HYATTSVILLE – Before the Clippers from Oxon Hill High School took to the court to face Montgomery Blair High School on June 17, Head Coach Lewis Howard told his players that they needed to work on developing their defense.
Howard did not need to ask twice.
The Clippers forced multiple turnovers, fundamental errors and denied the Blazers at the basket to cruise to an 80-48 routing in the Capitol Hoops Summer League at DeMatha Catholic High School.
While Oxon Hill proved its defensive dominance, the Clippers also displayed their offensive prowess, as three different players finished the game with double-digit points scored.
However, nobody could outscore guard Ronald Polite. The rising senior posted a game-high 26 points and made it look easy as he penetrated the Blair defense time and time again.
Even though the two teams are in different counties and do not get to play against each other often, Blair forward Alfred Worrell Jr., was fully aware of Polite’s skill set and said that part of Blair’s pre-game preparations included discussing ways to contain the Clippers guard.
“We knew one of their players was averaging 30 points a game, so our game plan was to try to keep him from scoring,” said Worrell, who led the Blazers with a team-high 15 points. “But their pressure was a lot, and our team had a lot of turnovers.”

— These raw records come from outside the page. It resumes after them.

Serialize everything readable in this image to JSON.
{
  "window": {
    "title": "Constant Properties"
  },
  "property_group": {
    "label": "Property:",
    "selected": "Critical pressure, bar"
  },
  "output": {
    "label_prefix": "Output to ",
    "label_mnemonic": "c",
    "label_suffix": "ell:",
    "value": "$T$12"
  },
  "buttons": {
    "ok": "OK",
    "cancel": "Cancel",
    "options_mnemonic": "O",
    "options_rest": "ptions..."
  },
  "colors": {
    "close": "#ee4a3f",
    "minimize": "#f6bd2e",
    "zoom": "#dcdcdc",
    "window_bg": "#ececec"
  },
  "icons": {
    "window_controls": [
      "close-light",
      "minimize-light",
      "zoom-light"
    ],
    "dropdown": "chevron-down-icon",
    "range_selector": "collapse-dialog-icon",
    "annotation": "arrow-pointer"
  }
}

Many of those turnovers resulted in fastbreak points for Polite, or helped set up a 3-point bucket for guard Malik Holland, who finished with 20 points and shot 50% from behind the arc.
Meanwhile, Worrell and rising senior forward Abu-Bakarr Bangura tried to keep the Blazers in the game, as both players fought mightily to cut through the Oxon Hill defense.
Neither team lacked heart nor aggression, as athletes often fell to the floor to chase after a loose ball or collided midair with their opponent while going up for a lay-up.
The Clippers’ bench remained animated throughout the course of the game as they cheered on their teammates, and Howard prowled the sidelines shouting instructions. In stark contrast, as the game went on, the Blair bench became increasingly subdued.
“We got beat essentially in every facet of the game, and it showed,” said Blair Head Coach Damon Pigrom. “I told our guys going in that (Oxon Hill) was going to press us and that we had to be smart with the ball, and we didn’t do that.”
However, the game was not always out of reach for Blair. In fact, the Montgomery County squad took the lead in the first half on a lay-up, courtesy of Worrell, who stared down his opponent as he jogged to the other side of the court.
That lead change seemed to ignite a fire in the Clippers, and they responded by tightening their defense and kicking off a 12-3 scoring barrage that the Blazers didn’t have an answer for.
Oxon Hill made sure the Blazers couldn’t find an open shot, and even when a Blair player did manage to drive through the paint, the Clippers bombarded him under the basket, and even lay-ups missed their mark.
Blair trailed by 21 points at halftime, but that margin did not seem to be enough for Oxon Hill. The Clippers adhered to their tried-and-true formula, and the onslaught continued as Polite swept into the lane uncontested on several occasions.
Worrell and Bangura combined for 27 points for the Blazers, and rising junior guard Jacob Briggs added a 3-pointer late in the game, but Oxon Hill’s lead was too insurmountable for Blair to overcome.
“We lost the game, and I didn’t play well enough for my team to get a W,” said Worrell. “That’s all that matters.”
Oxon Hill’s victory lifted the team from Prince George’s County out of a two-game losing rut. The Clippers lost to Richard Montgomery and St. Andrew’s back-to-back, by a combined 19 points.
According to Howard, though, the Clippers made up for those previous losses with their tremendous defensive performance against Blair.
“We’re working on developing our talents. We forced a lot of turnovers, our rotations are getting better, we’re getting crisper,” said Howard.
“That’s the style that we’re playing. This was a great, great summer league game, where I got to teach a little bit and our kids responded. Rotations, movements, things of that nature, it’s very important that we were able to get that, and finish and convert on the other end.”